In early April 2021, torrential rains from a tropical cyclone unleashed flash floods and mudslides that devastated parts of eastern Indonesia. Initial reports indicated 41 dead and over 22,000 displaced. As yet another storm system rolled through with still more rains, these numbers escalated with still more mud, debris, and large boulders rolling down from steep mountain slopes and hillsides, cutting power and access to afflicted areas as roads and bridges were swept away.
As of this writing, the death toll had risen to 163, with dozens missing. At least one landslide involved debris from a volcanic eruption last November on the island of Lembata. This alone accounted for 32 dead and nearly three dozen unaccounted for. Rescuers dug frantically by hand, seeking to find and rescue anyone buried in the debris. Per the Associated Press, one survivor was seen screaming, “Please find my father and mother…whatever their condition. We want to bury them with the respect they deserve.” Survivors face further danger in crowded rescue centers due to the COVID-19 pandemic. Thus, the government has given some families moneys to rent accommodations rather than enter crowded refugee camps.
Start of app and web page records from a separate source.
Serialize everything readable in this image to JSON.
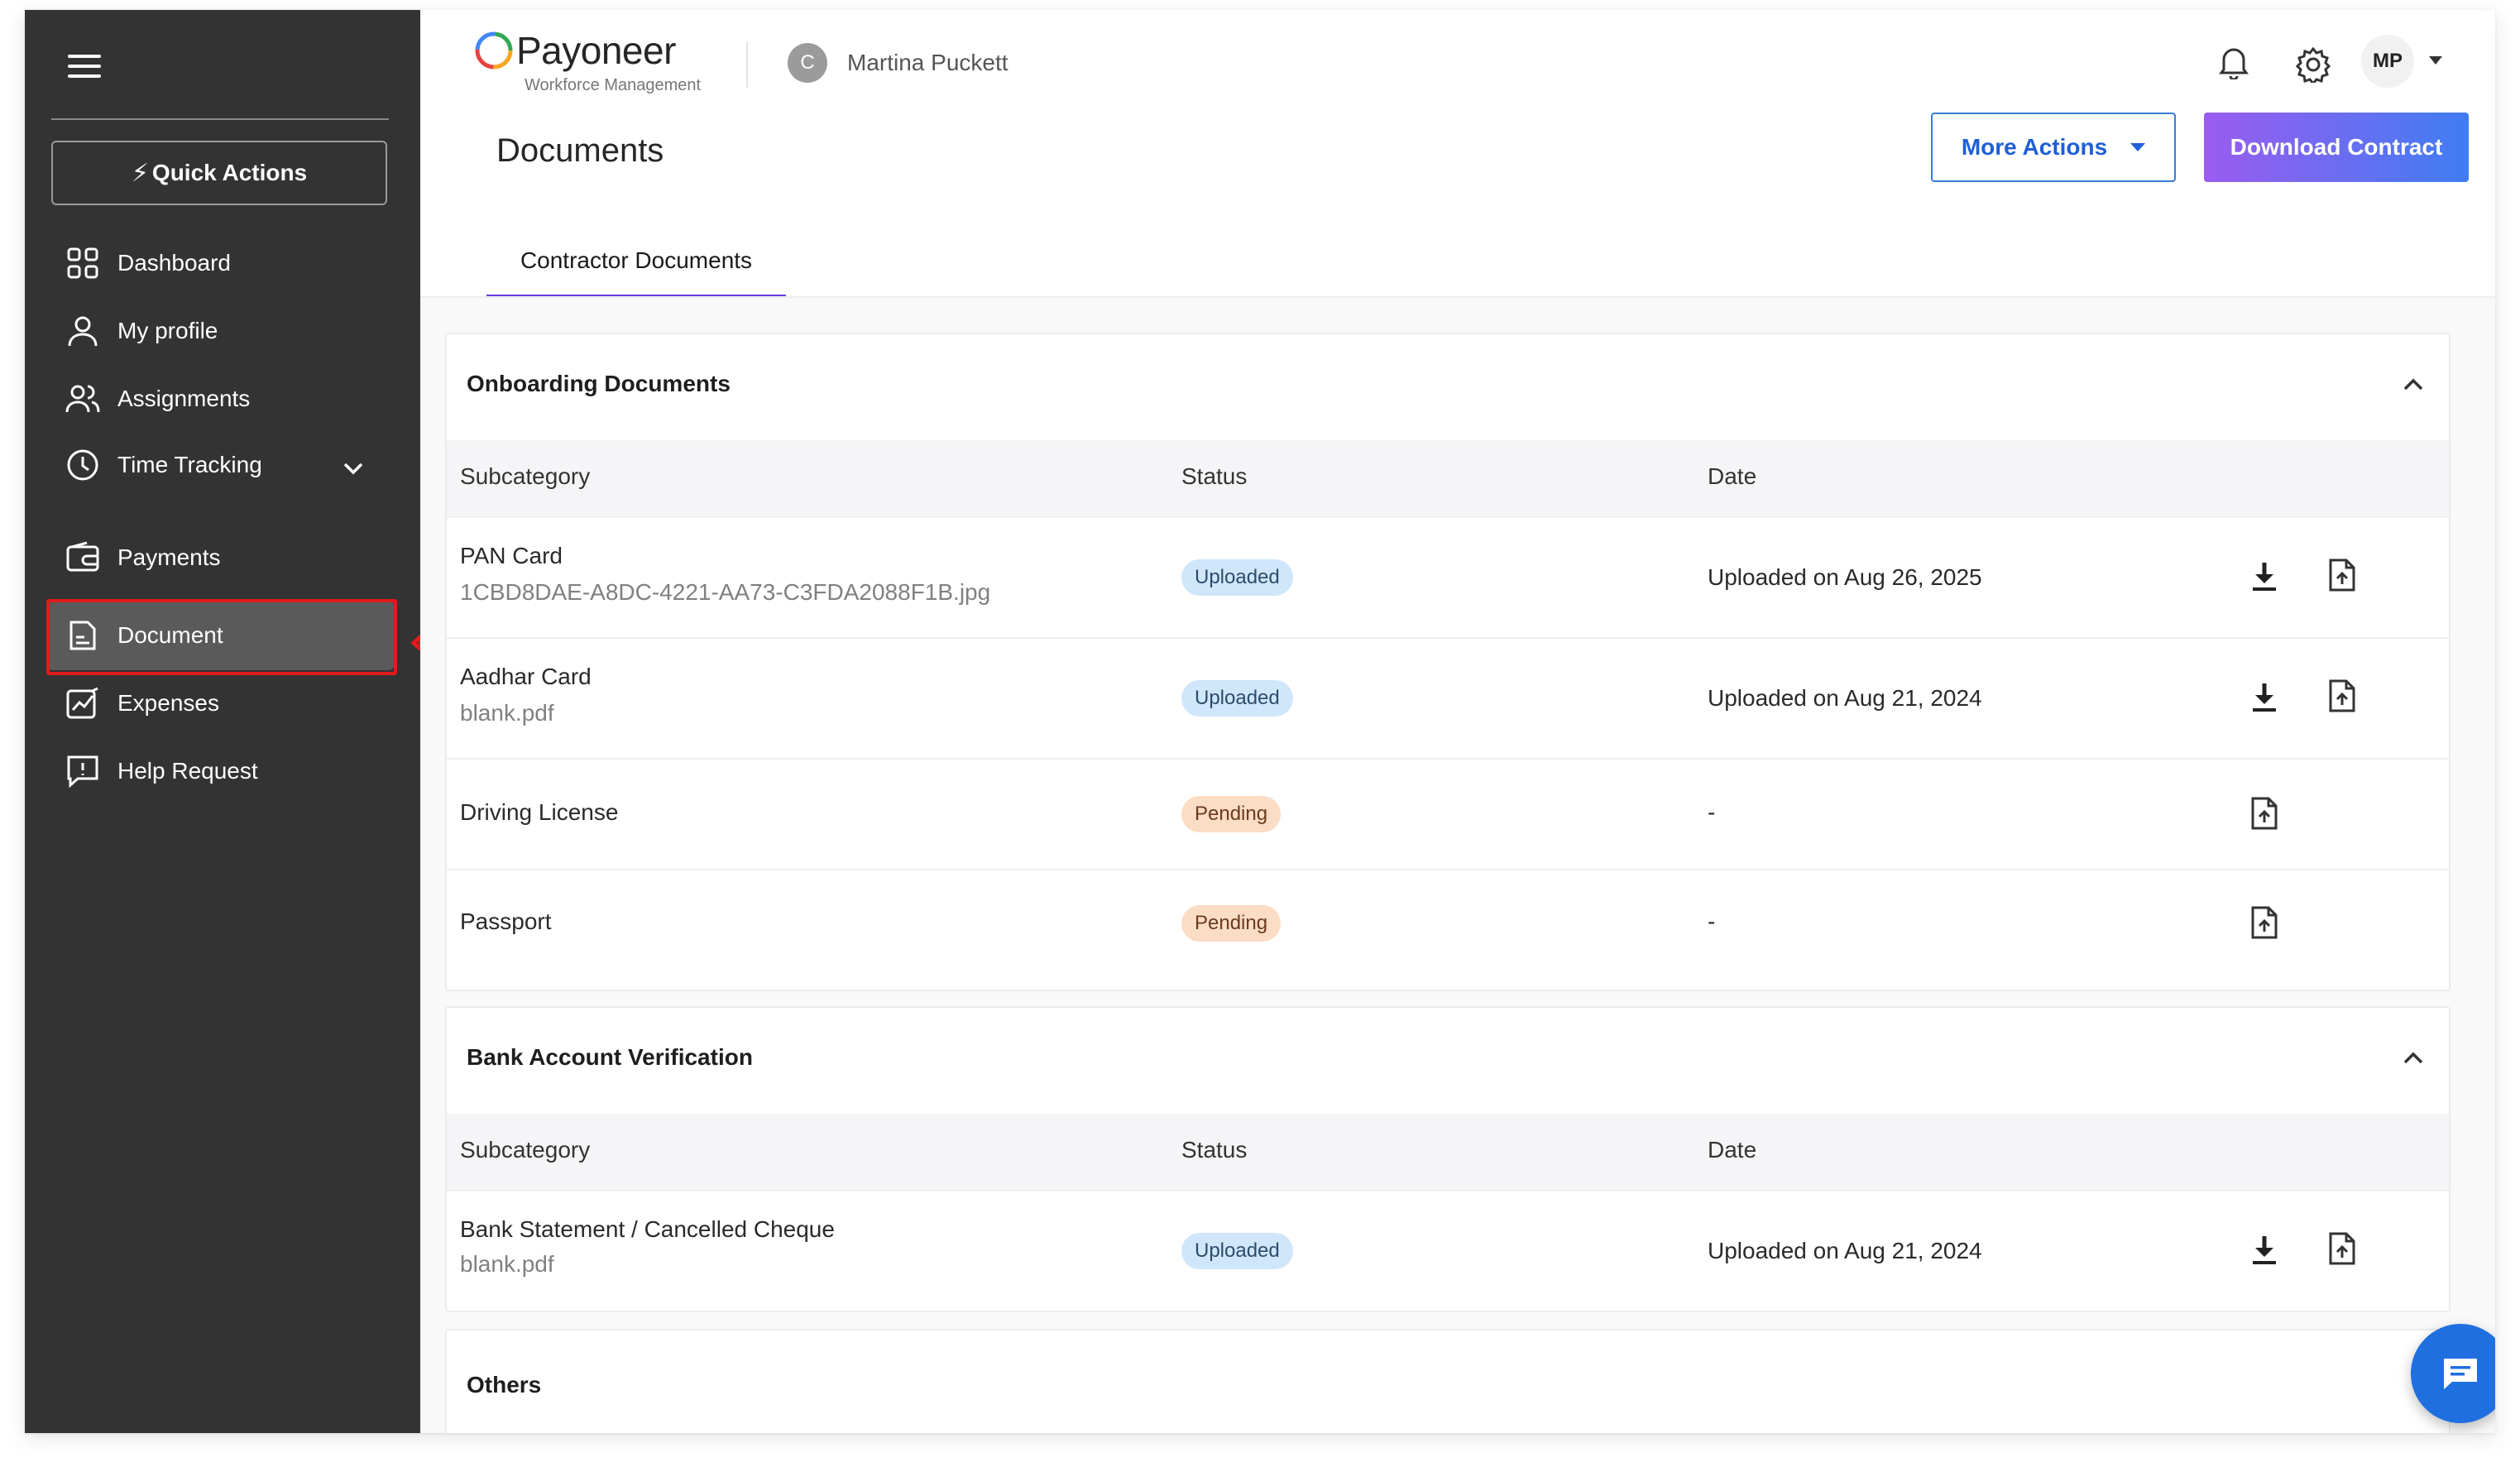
{
  "sidebar": {
    "quick_actions": "Quick Actions",
    "items": [
      {
        "label": "Dashboard"
      },
      {
        "label": "My profile"
      },
      {
        "label": "Assignments"
      },
      {
        "label": "Time Tracking"
      },
      {
        "label": "Payments"
      },
      {
        "label": "Document"
      },
      {
        "label": "Expenses"
      },
      {
        "label": "Help Request"
      }
    ],
    "active_item": "Document"
  },
  "header": {
    "brand": "Payoneer",
    "brand_sub": "Workforce Management",
    "user_initial": "C",
    "user_name": "Martina Puckett",
    "avatar_initials": "MP"
  },
  "page": {
    "title": "Documents",
    "more_actions": "More Actions",
    "download_contract": "Download Contract",
    "tab": "Contractor Documents"
  },
  "table_headers": {
    "subcategory": "Subcategory",
    "status": "Status",
    "date": "Date"
  },
  "sections": [
    {
      "title": "Onboarding Documents",
      "rows": [
        {
          "name": "PAN Card",
          "file": "1CBD8DAE-A8DC-4221-AA73-C3FDA2088F1B.jpg",
          "status": "Uploaded",
          "date": "Uploaded on Aug 26, 2025"
        },
        {
          "name": "Aadhar Card",
          "file": "blank.pdf",
          "status": "Uploaded",
          "date": "Uploaded on Aug 21, 2024"
        },
        {
          "name": "Driving License",
          "file": "",
          "status": "Pending",
          "date": "-"
        },
        {
          "name": "Passport",
          "file": "",
          "status": "Pending",
          "date": "-"
        }
      ]
    },
    {
      "title": "Bank Account Verification",
      "rows": [
        {
          "name": "Bank Statement / Cancelled Cheque",
          "file": "blank.pdf",
          "status": "Uploaded",
          "date": "Uploaded on Aug 21, 2024"
        }
      ]
    },
    {
      "title": "Others",
      "rows": []
    }
  ],
  "colors": {
    "sidebar_bg": "#333333",
    "accent_purple": "#6a3ce0",
    "link_blue": "#1f5fd6",
    "uploaded_badge": "#cfe6fb",
    "pending_badge": "#fbdcc4",
    "highlight_red": "#e01b1b"
  }
}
In addition to flooding and mudslides, the cyclones generated 20-foot tidal surges in the region of Java and Bali. Per some, climate change is exasperating risk to Indonesia from seasonal cyclones that are growing ever more powerful on our planet Earth.
Author: Jim Brace-Thompson
Jim began and oversees the AFMS Badge Program for kids, has been inducted into the National Rockhound & Lapidary Hall of Fame within their Education Category, and is the president-elect for the American Federation of Mineralogical Societies.
Contact him at firstname.lastname@example.org.